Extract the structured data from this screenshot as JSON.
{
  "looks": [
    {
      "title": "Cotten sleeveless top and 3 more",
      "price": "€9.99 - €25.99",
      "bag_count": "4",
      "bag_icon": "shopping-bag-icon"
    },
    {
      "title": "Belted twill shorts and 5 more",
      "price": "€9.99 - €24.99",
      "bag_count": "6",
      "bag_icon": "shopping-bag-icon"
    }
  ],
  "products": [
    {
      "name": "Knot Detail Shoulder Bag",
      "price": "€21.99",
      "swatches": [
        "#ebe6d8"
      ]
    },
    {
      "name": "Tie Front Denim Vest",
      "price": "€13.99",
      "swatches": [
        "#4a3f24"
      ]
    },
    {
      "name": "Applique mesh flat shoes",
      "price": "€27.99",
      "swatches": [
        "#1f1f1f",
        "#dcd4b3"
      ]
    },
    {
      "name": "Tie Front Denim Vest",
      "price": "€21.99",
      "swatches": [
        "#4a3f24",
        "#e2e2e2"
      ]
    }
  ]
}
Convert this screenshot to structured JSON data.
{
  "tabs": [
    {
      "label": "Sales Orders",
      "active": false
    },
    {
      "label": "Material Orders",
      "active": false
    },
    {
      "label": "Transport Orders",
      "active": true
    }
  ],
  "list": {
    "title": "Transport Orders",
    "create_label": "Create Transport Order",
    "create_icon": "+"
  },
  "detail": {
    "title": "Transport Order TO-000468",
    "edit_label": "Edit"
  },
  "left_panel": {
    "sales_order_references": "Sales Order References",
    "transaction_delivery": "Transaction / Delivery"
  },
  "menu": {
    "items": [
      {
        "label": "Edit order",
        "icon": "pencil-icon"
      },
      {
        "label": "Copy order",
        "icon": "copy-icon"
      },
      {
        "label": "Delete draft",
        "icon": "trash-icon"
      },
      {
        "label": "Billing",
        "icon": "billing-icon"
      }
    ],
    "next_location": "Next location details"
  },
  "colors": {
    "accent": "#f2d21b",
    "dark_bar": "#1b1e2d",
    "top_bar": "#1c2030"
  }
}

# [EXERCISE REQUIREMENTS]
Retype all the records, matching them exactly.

# [SOLUTION FOR THIS TASK]
Extract the structured data from this screenshot as JSON.
{
  "looks": [
    {
      "title": "Cotten sleeveless top and 3 more",
      "price": "€9.99 - €25.99",
      "bag_count": "4",
      "bag_icon": "shopping-bag-icon"
    },
    {
      "title": "Belted twill shorts and 5 more",
      "price": "€9.99 - €24.99",
      "bag_count": "6",
      "bag_icon": "shopping-bag-icon"
    }
  ],
  "products": [
    {
      "name": "Knot Detail Shoulder Bag",
      "price": "€21.99",
      "swatches": [
        "#ebe6d8"
      ]
    },
    {
      "name": "Tie Front Denim Vest",
      "price": "€13.99",
      "swatches": [
        "#4a3f24"
      ]
    },
    {
      "name": "Applique mesh flat shoes",
      "price": "€27.99",
      "swatches": [
        "#1f1f1f",
        "#dcd4b3"
      ]
    },
    {
      "name": "Tie Front Denim Vest",
      "price": "€21.99",
      "swatches": [
        "#4a3f24",
        "#e2e2e2"
      ]
    }
  ]
}
Convert this screenshot to structured JSON data.
{
  "tabs": [
    {
      "label": "Sales Orders",
      "active": false
    },
    {
      "label": "Material Orders",
      "active": false
    },
    {
      "label": "Transport Orders",
      "active": true
    }
  ],
  "list": {
    "title": "Transport Orders",
    "create_label": "Create Transport Order",
    "create_icon": "+"
  },
  "detail": {
    "title": "Transport Order TO-000468",
    "edit_label": "Edit"
  },
  "left_panel": {
    "sales_order_references": "Sales Order References",
    "transaction_delivery": "Transaction / Delivery"
  },
  "menu": {
    "items": [
      {
        "label": "Edit order",
        "icon": "pencil-icon"
      },
      {
        "label": "Copy order",
        "icon": "copy-icon"
      },
      {
        "label": "Delete draft",
        "icon": "trash-icon"
      },
      {
        "label": "Billing",
        "icon": "billing-icon"
      }
    ],
    "next_location": "Next location details"
  },
  "colors": {
    "accent": "#f2d21b",
    "dark_bar": "#1b1e2d",
    "top_bar": "#1c2030"
  }
}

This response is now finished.